My preference is to buy locally and seasonally and to a large degree I am able to do this during the spring, summer and fall months. This invariably gives me the freshest, most vigorous and most seasonally relevant choices. In the same way that a tomato in January tastes worthless, tulips in August are pretty dreary. But the reality is that particularly during the winter months, the flowers that come from Holland, Italy and France are really beautiful and without these, one’s choices are quite limited indeed.

Do you grow any flowers or foliage in your own garden?

Yes, lots, and more every year. There is nothing better than being able to go out and cut your own material.

How can growers develop a relationship with an event designer such as yourself?

They can contact me through the website.

Are designers always looking for new product, or do you find one grower (or wholesaler) you like and stick with him or her?

I am always eager to see what is new and there are several growers and wholesalers whose product is always spectacular.

What do you look for in a grower and her product?

The flowers have to look clean and juicy. It’s an added bonus if they are grown without pesticides.

Do you have many requests for locally grown or organic blooms? If so do you have trouble sourcing them?

More and more clients have begun to ask for this and it can  be a bit challenging if they have their heart set on a specific out-of-season flower. Generally, if they are open to the flowers that each season has to offer, I can accommodate them.

What are your favorite flowers, foliage, vines and fruit/vegetables to work with in each season?

Spring: tulips, ranunculus, anemones, narcissus, akebia vine.
Summer: tree peonies, peonies, garden roses, abutilon, begonias (foliage and flowers), nasturtium.
Fall: dahlias, deco mums, Japanese anemones, beech leaves, sweet autumn clematis.
Winter: amaryllis, quince branches, orchids.

Are there ingredients that you love and have trouble finding or would like to see more widely available?

Vines of all kinds.

I have noticed that you use garden roses often in your work. Where are you sourcing these blooms? Do you have any tips or tricks for working with these delicate beauties and could you share your favorite varieties?

These come in abundance to the San Francisco flower market through the late spring to fall. The New York market gets them as well. The Dutch and South American growers have begun growing “garden” roses as well in hothouses. They have the similar look and fragrance to the old varieties but I love all the David Austens particularly. Garden roses won’t last as long, but in many ways this makes them even more special. Their natural arching habit allows for looser, freer, graceful bouquets.

Do you have any suggestions for creating mixed bouquets for retail sales—design elements or color suggestions that could be used to make a bouquet look natural, elegant and full, instead of cutesy and contrived?

I think the trouble with most mixed bouquets is that they include too many different colors within one bouquet. It’s the essential problem I have with many arrangements. If you have yellow, next to purple, next to red, next to pink, your eye has nowhere to rest. Tone-on-tone arrangements are the most inviting. If you want to use more than one tone, choose two or three and then include several flowers in each tone. This will create a more exciting and sumptuous visual experience.

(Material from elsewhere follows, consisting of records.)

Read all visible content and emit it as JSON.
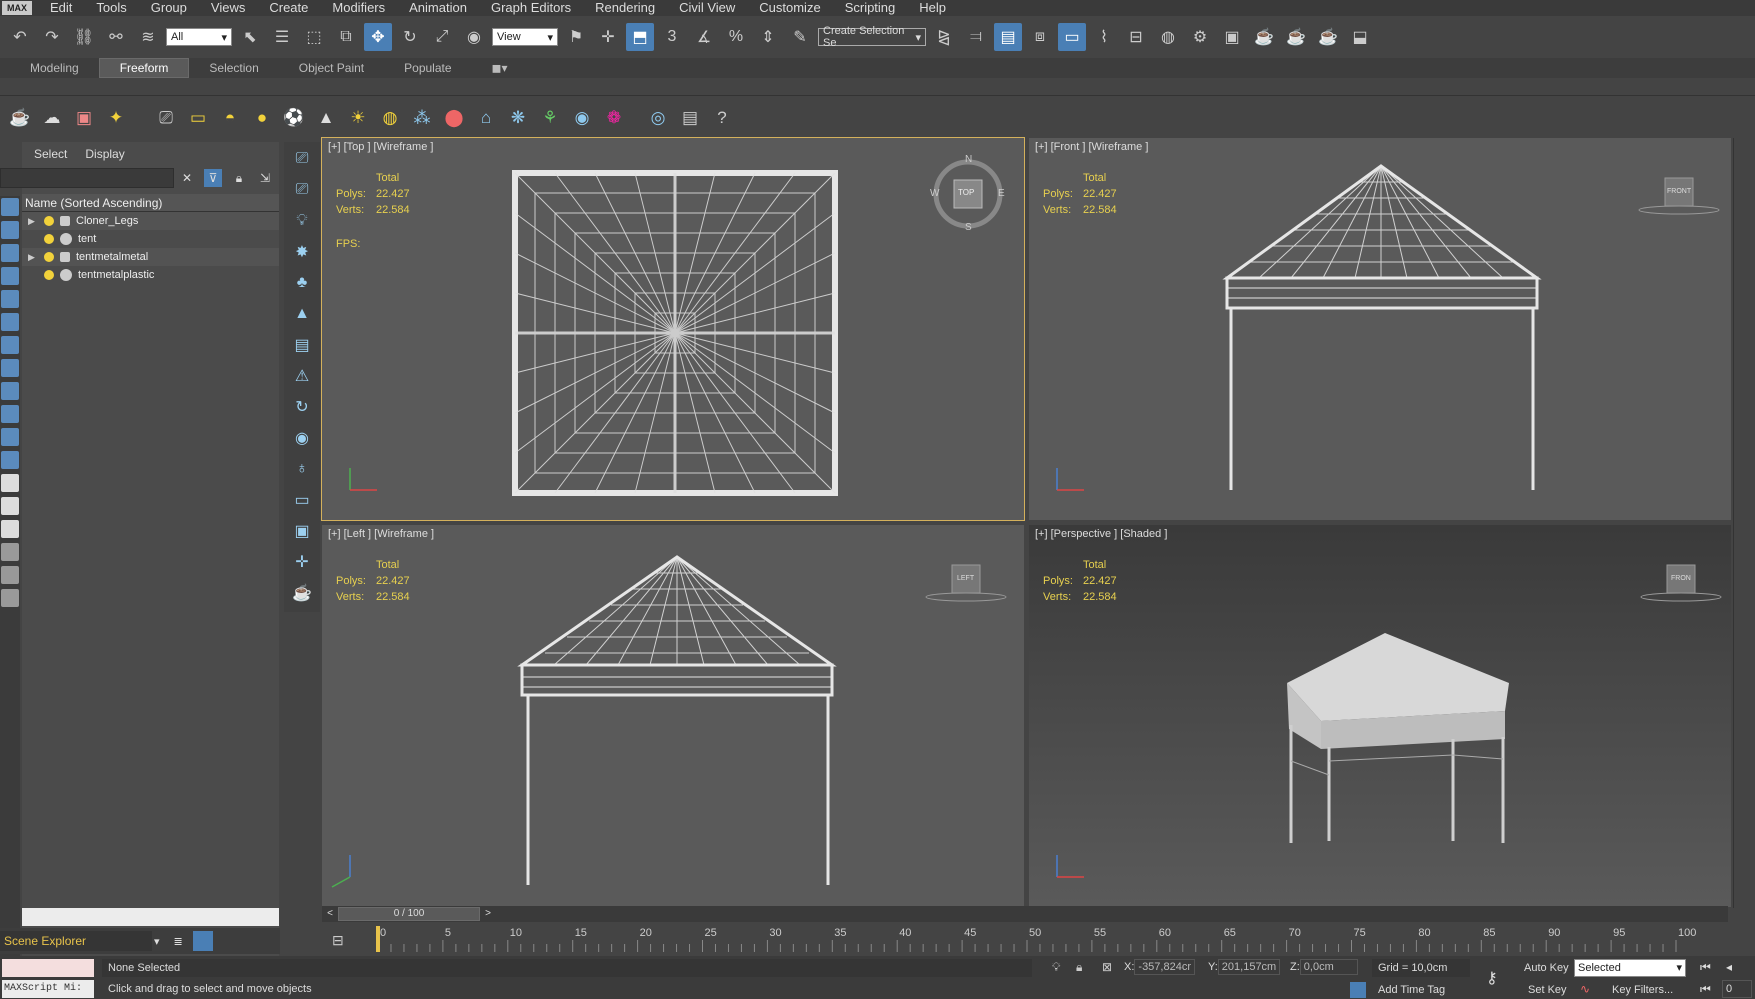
{
  "menu": {
    "logo": "MAX",
    "items": [
      "Edit",
      "Tools",
      "Group",
      "Views",
      "Create",
      "Modifiers",
      "Animation",
      "Graph Editors",
      "Rendering",
      "Civil View",
      "Customize",
      "Scripting",
      "Help"
    ]
  },
  "toolbar": {
    "selection_filter": "All",
    "ref_coord": "View",
    "named_selection": "Create Selection Se"
  },
  "ribbon": {
    "tabs": [
      "Modeling",
      "Freeform",
      "Selection",
      "Object Paint",
      "Populate"
    ],
    "active_tab": "Freeform"
  },
  "scene_explorer": {
    "tabs": [
      "Select",
      "Display"
    ],
    "column_header": "Name (Sorted Ascending)",
    "objects": [
      {
        "name": "Cloner_Legs",
        "expandable": true
      },
      {
        "name": "tent",
        "expandable": false
      },
      {
        "name": "tentmetalmetal",
        "expandable": true
      },
      {
        "name": "tentmetalplastic",
        "expandable": false
      }
    ],
    "title": "Scene Explorer"
  },
  "viewports": {
    "top": {
      "label": "[+] [Top ] [Wireframe ]",
      "cube": "TOP",
      "compass": {
        "n": "N",
        "s": "S",
        "e": "E",
        "w": "W"
      }
    },
    "front": {
      "label": "[+] [Front ] [Wireframe ]",
      "cube": "FRONT"
    },
    "left": {
      "label": "[+] [Left ] [Wireframe ]",
      "cube": "LEFT"
    },
    "perspective": {
      "label": "[+] [Perspective ] [Shaded ]",
      "cube": "FRON"
    },
    "stats": {
      "total": "Total",
      "polys_label": "Polys:",
      "polys": "22.427",
      "verts_label": "Verts:",
      "verts": "22.584",
      "fps_label": "FPS:"
    }
  },
  "timeline": {
    "frame_display": "0 / 100",
    "prev": "<",
    "next": ">",
    "ticks": [
      "0",
      "5",
      "10",
      "15",
      "20",
      "25",
      "30",
      "35",
      "40",
      "45",
      "50",
      "55",
      "60",
      "65",
      "70",
      "75",
      "80",
      "85",
      "90",
      "95",
      "100"
    ]
  },
  "status": {
    "maxscript": "MAXScript Mi:",
    "selection": "None Selected",
    "prompt": "Click and drag to select and move objects",
    "x_label": "X:",
    "x_value": "-357,824cr",
    "y_label": "Y:",
    "y_value": "201,157cm",
    "z_label": "Z:",
    "z_value": "0,0cm",
    "grid": "Grid = 10,0cm",
    "add_time_tag": "Add Time Tag",
    "auto_key": "Auto Key",
    "set_key": "Set Key",
    "key_mode": "Selected",
    "key_filters": "Key Filters...",
    "frame": "0"
  }
}
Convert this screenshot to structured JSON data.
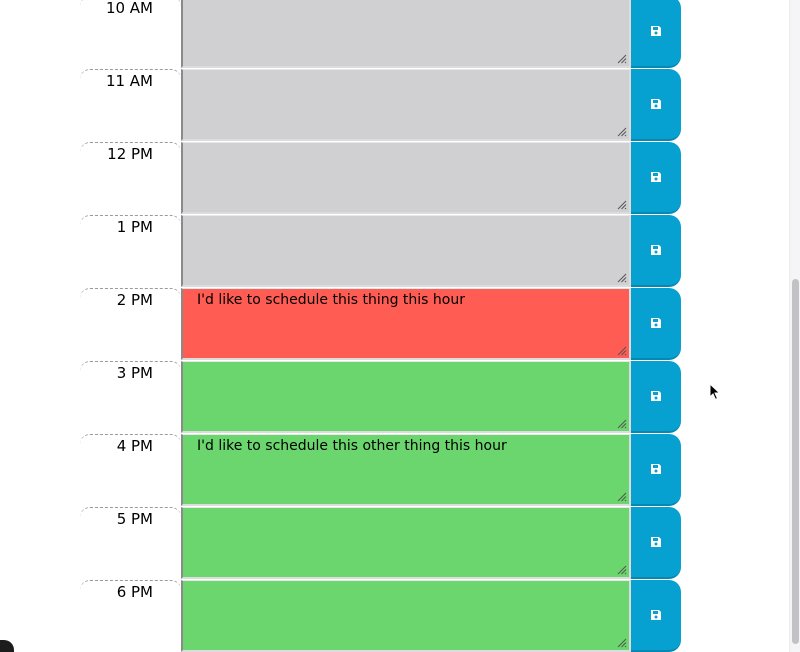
{
  "colors": {
    "past": "#d0cfd1",
    "present": "#ff5c54",
    "future": "#6bd66d",
    "save_button": "#06a0d1"
  },
  "icons": {
    "save": "floppy-disk-icon",
    "cursor": "mouse-pointer-icon"
  },
  "rows": [
    {
      "hour": "10 AM",
      "text": "",
      "state": "past"
    },
    {
      "hour": "11 AM",
      "text": "",
      "state": "past"
    },
    {
      "hour": "12 PM",
      "text": "",
      "state": "past"
    },
    {
      "hour": "1 PM",
      "text": "",
      "state": "past"
    },
    {
      "hour": "2 PM",
      "text": "I'd like to schedule this thing this hour",
      "state": "present"
    },
    {
      "hour": "3 PM",
      "text": "",
      "state": "future"
    },
    {
      "hour": "4 PM",
      "text": "I'd like to schedule this other thing this hour",
      "state": "future"
    },
    {
      "hour": "5 PM",
      "text": "",
      "state": "future"
    },
    {
      "hour": "6 PM",
      "text": "",
      "state": "future"
    }
  ]
}
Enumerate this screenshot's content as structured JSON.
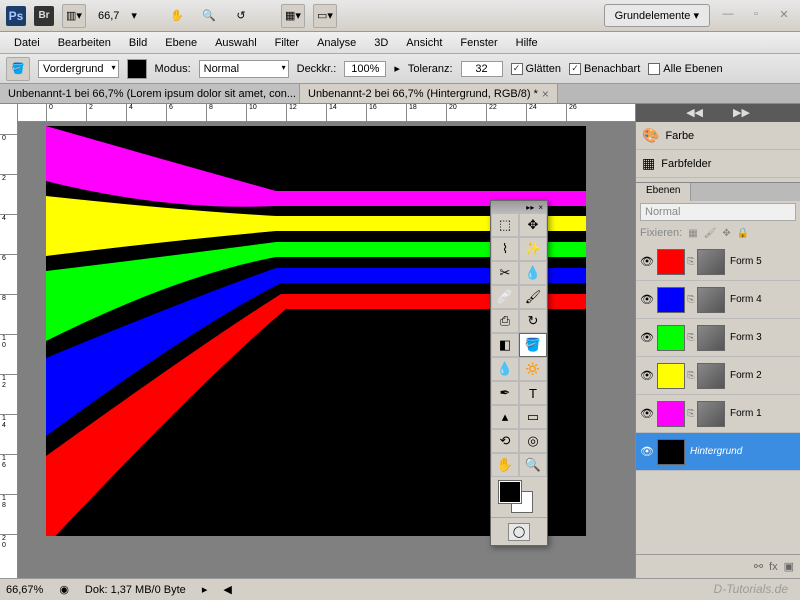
{
  "topbar": {
    "zoom": "66,7",
    "workspace": "Grundelemente ▾"
  },
  "menu": [
    "Datei",
    "Bearbeiten",
    "Bild",
    "Ebene",
    "Auswahl",
    "Filter",
    "Analyse",
    "3D",
    "Ansicht",
    "Fenster",
    "Hilfe"
  ],
  "options": {
    "fill_label": "Vordergrund",
    "mode_label": "Modus:",
    "mode_value": "Normal",
    "opacity_label": "Deckkr.:",
    "opacity_value": "100%",
    "tolerance_label": "Toleranz:",
    "tolerance_value": "32",
    "antialias": "Glätten",
    "contiguous": "Benachbart",
    "all_layers": "Alle Ebenen"
  },
  "tabs": [
    {
      "title": "Unbenannt-1 bei 66,7% (Lorem ipsum dolor sit amet, con... *"
    },
    {
      "title": "Unbenannt-2 bei 66,7% (Hintergrund, RGB/8) *"
    }
  ],
  "status": {
    "zoom": "66,67%",
    "doc": "Dok: 1,37 MB/0 Byte"
  },
  "side_panels": {
    "color": "Farbe",
    "swatches": "Farbfelder"
  },
  "layers_panel": {
    "title": "Ebenen",
    "blend": "Normal",
    "lock_label": "Fixieren:",
    "items": [
      {
        "name": "Form 5",
        "color": "#ff0000"
      },
      {
        "name": "Form 4",
        "color": "#0000ff"
      },
      {
        "name": "Form 3",
        "color": "#00ff00"
      },
      {
        "name": "Form 2",
        "color": "#ffff00"
      },
      {
        "name": "Form 1",
        "color": "#ff00ff"
      },
      {
        "name": "Hintergrund",
        "color": "#000000"
      }
    ]
  },
  "stripes": [
    {
      "color": "#ff00ff"
    },
    {
      "color": "#ffff00"
    },
    {
      "color": "#00ff00"
    },
    {
      "color": "#0000ff"
    },
    {
      "color": "#ff0000"
    }
  ],
  "watermark": "D-Tutorials.de"
}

In your opinion how can ASCFG members reach the upper level of designers to let them know that we have many growers out there producing really wonderful stuff?

Research what each designer’s specialty is and send him pictures of your product. If possible, ship actual samples.

Ariella’s work has been featured in numerous magazines including Oprah, In Style Weddings, Sunset Weddings, Garden Design, Elegant Bride, Town & Country, House and Garden, Victoria, Martha Stewart Weddings, Hanajikan. You can also find her book Flowers For The Table at or visit her gorgeous website

You’ll be truly inspired!

Erin Benzakein


Erin Benzakein is the owner of floret, a floral design company and specialty cut flower farm in Mt. Vernon, Washington.
Contact her at [email protected]